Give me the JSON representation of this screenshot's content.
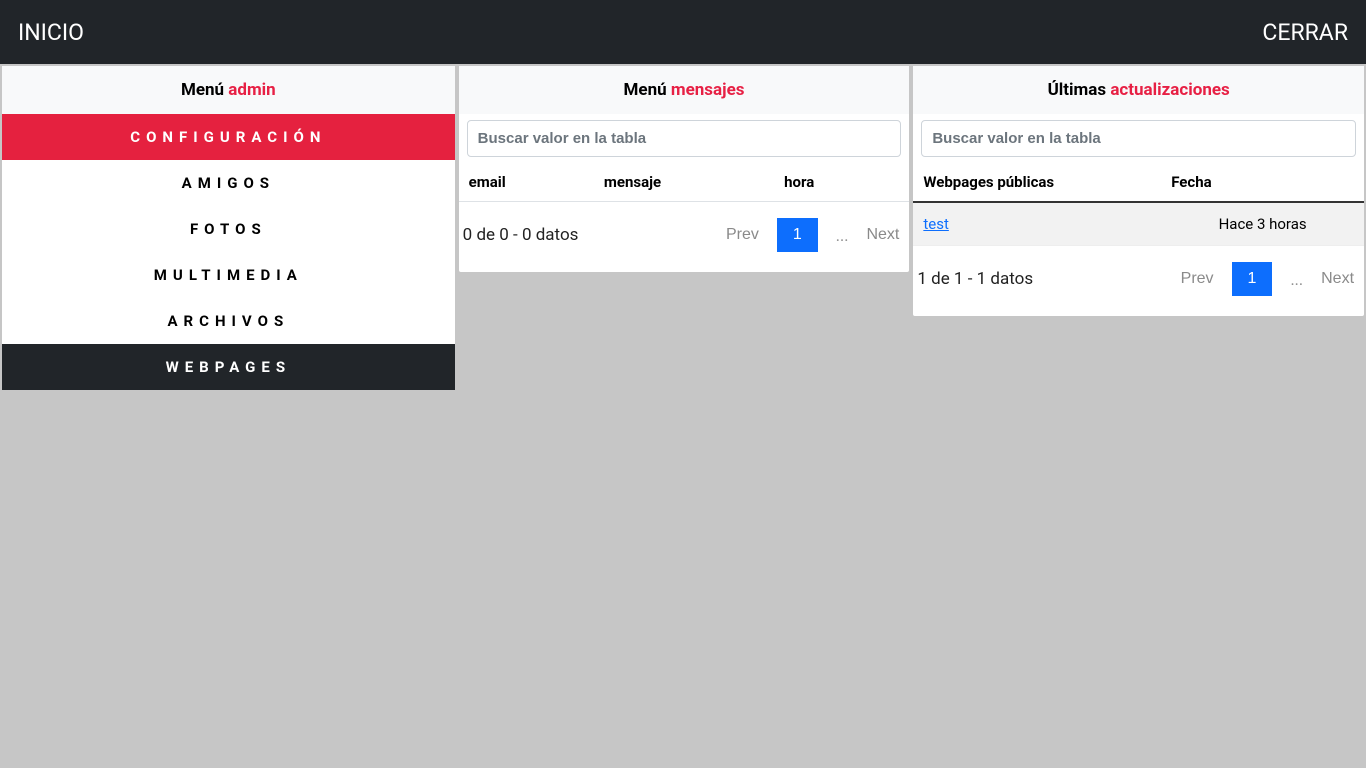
{
  "topbar": {
    "home": "INICIO",
    "close": "CERRAR"
  },
  "sidebar": {
    "title_prefix": "Menú ",
    "title_accent": "admin",
    "items": [
      {
        "label": "CONFIGURACIÓN",
        "state": "active-red"
      },
      {
        "label": "AMIGOS",
        "state": ""
      },
      {
        "label": "FOTOS",
        "state": ""
      },
      {
        "label": "MULTIMEDIA",
        "state": ""
      },
      {
        "label": "ARCHIVOS",
        "state": ""
      },
      {
        "label": "WEBPAGES",
        "state": "active-dark"
      }
    ]
  },
  "messages": {
    "title_prefix": "Menú ",
    "title_accent": "mensajes",
    "search_placeholder": "Buscar valor en la tabla",
    "columns": {
      "c1": "email",
      "c2": "mensaje",
      "c3": "hora"
    },
    "count_text": "0 de 0 - 0 datos",
    "pager": {
      "prev": "Prev",
      "page": "1",
      "dots": "...",
      "next": "Next"
    }
  },
  "updates": {
    "title_prefix": "Últimas ",
    "title_accent": "actualizaciones",
    "search_placeholder": "Buscar valor en la tabla",
    "columns": {
      "c1": "Webpages públicas",
      "c2": "Fecha"
    },
    "rows": [
      {
        "link": "test",
        "date": "Hace 3 horas"
      }
    ],
    "count_text": "1 de 1 - 1 datos",
    "pager": {
      "prev": "Prev",
      "page": "1",
      "dots": "...",
      "next": "Next"
    }
  }
}
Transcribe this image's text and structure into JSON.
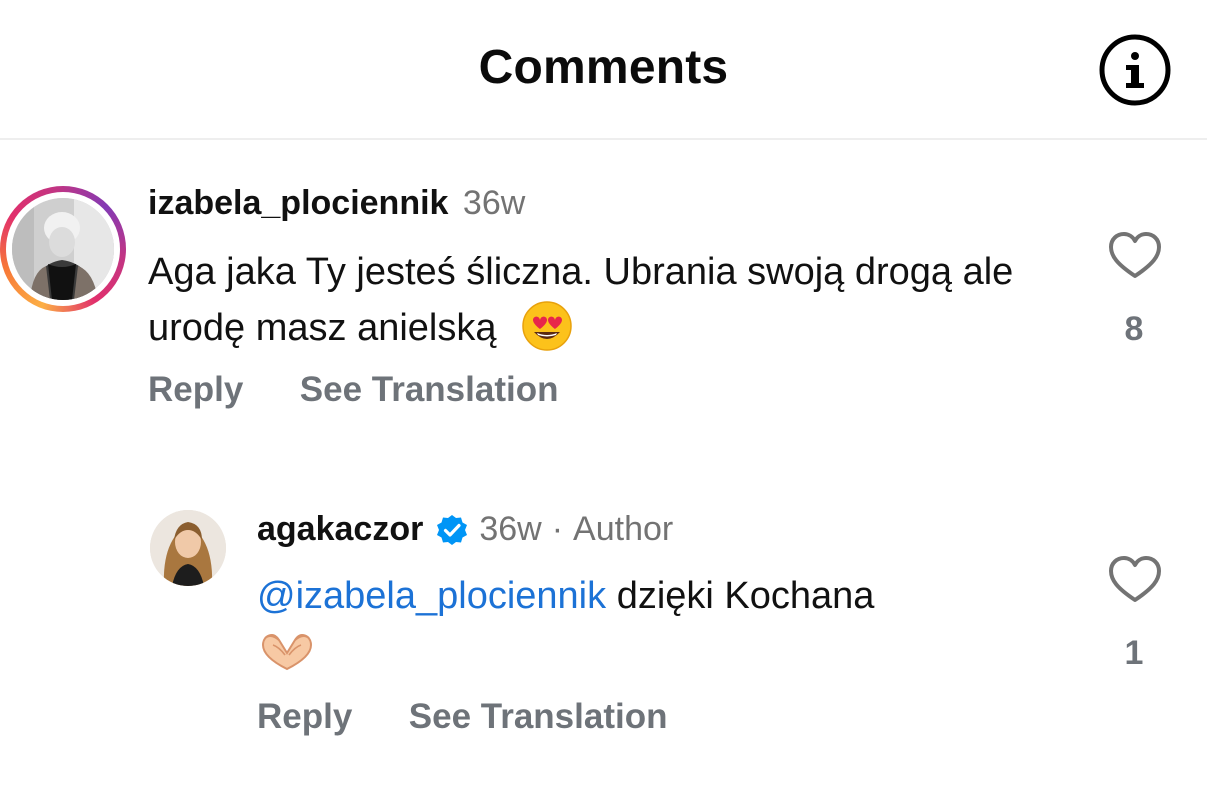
{
  "header": {
    "title": "Comments",
    "info_icon": "info-circle-icon"
  },
  "comments": [
    {
      "username": "izabela_plociennik",
      "time": "36w",
      "text": "Aga jaka Ty jesteś śliczna. Ubrania swoją drogą ale urodę masz anielską",
      "emoji": "heart-eyes-emoji",
      "actions": {
        "reply": "Reply",
        "translate": "See Translation"
      },
      "likes": "8",
      "has_story_ring": true
    }
  ],
  "reply": {
    "username": "agakaczor",
    "verified": true,
    "time": "36w",
    "separator": "·",
    "author_label": "Author",
    "mention": "@izabela_plociennik",
    "text": "dzięki Kochana",
    "emoji": "heart-hands-emoji",
    "actions": {
      "reply": "Reply",
      "translate": "See Translation"
    },
    "likes": "1"
  },
  "colors": {
    "accent_link": "#1c72d6",
    "muted": "#737373",
    "verified": "#0095f6"
  }
}
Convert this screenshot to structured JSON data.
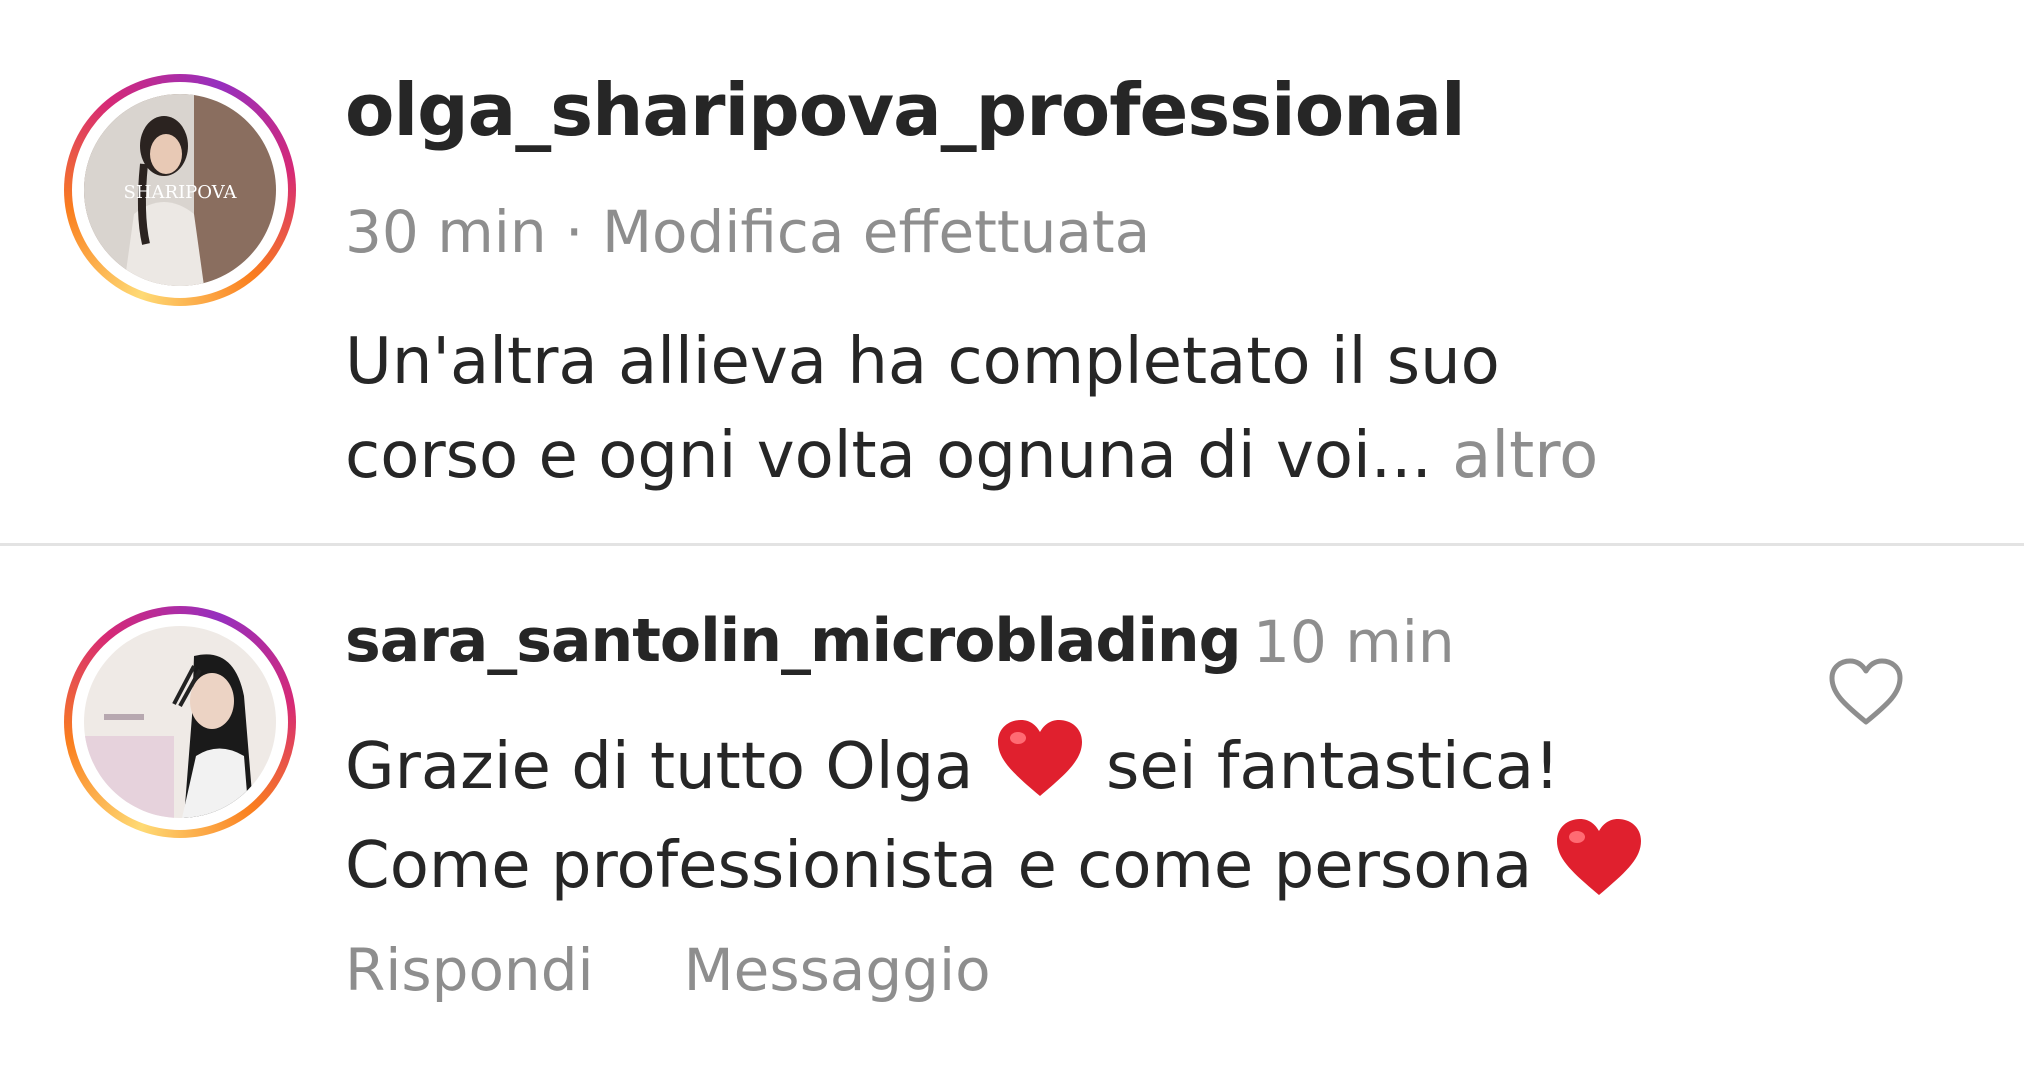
{
  "post": {
    "author": "olga_sharipova_professional",
    "avatar_text": "SHARIPOVA",
    "time": "30 min",
    "separator": " · ",
    "edited": "Modifica effettuata",
    "caption_line1": "Un'altra allieva ha completato il suo",
    "caption_line2": "corso e ogni volta ognuna di voi...",
    "more": " altro"
  },
  "comment": {
    "author": "sara_santolin_microblading",
    "time": "10 min",
    "text_part1": "Grazie di tutto Olga ",
    "text_part2": " sei fantastica!",
    "text_part3": "Come professionista e come persona ",
    "reply": "Rispondi",
    "message": "Messaggio",
    "like_icon": "heart-outline-icon",
    "emoji": "red-heart"
  },
  "colors": {
    "text": "#262626",
    "secondary": "#8e8e8e",
    "divider": "#e3e3e3",
    "heart": "#e0202e"
  }
}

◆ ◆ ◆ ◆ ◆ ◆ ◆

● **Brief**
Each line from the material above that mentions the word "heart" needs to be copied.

● **Response box**
      "emoji": "heart-eyes-emoji",
    "emoji": "heart-hands-emoji",
    "like_icon": "heart-outline-icon",
    "emoji": "red-heart"
    "heart": "#e0202e"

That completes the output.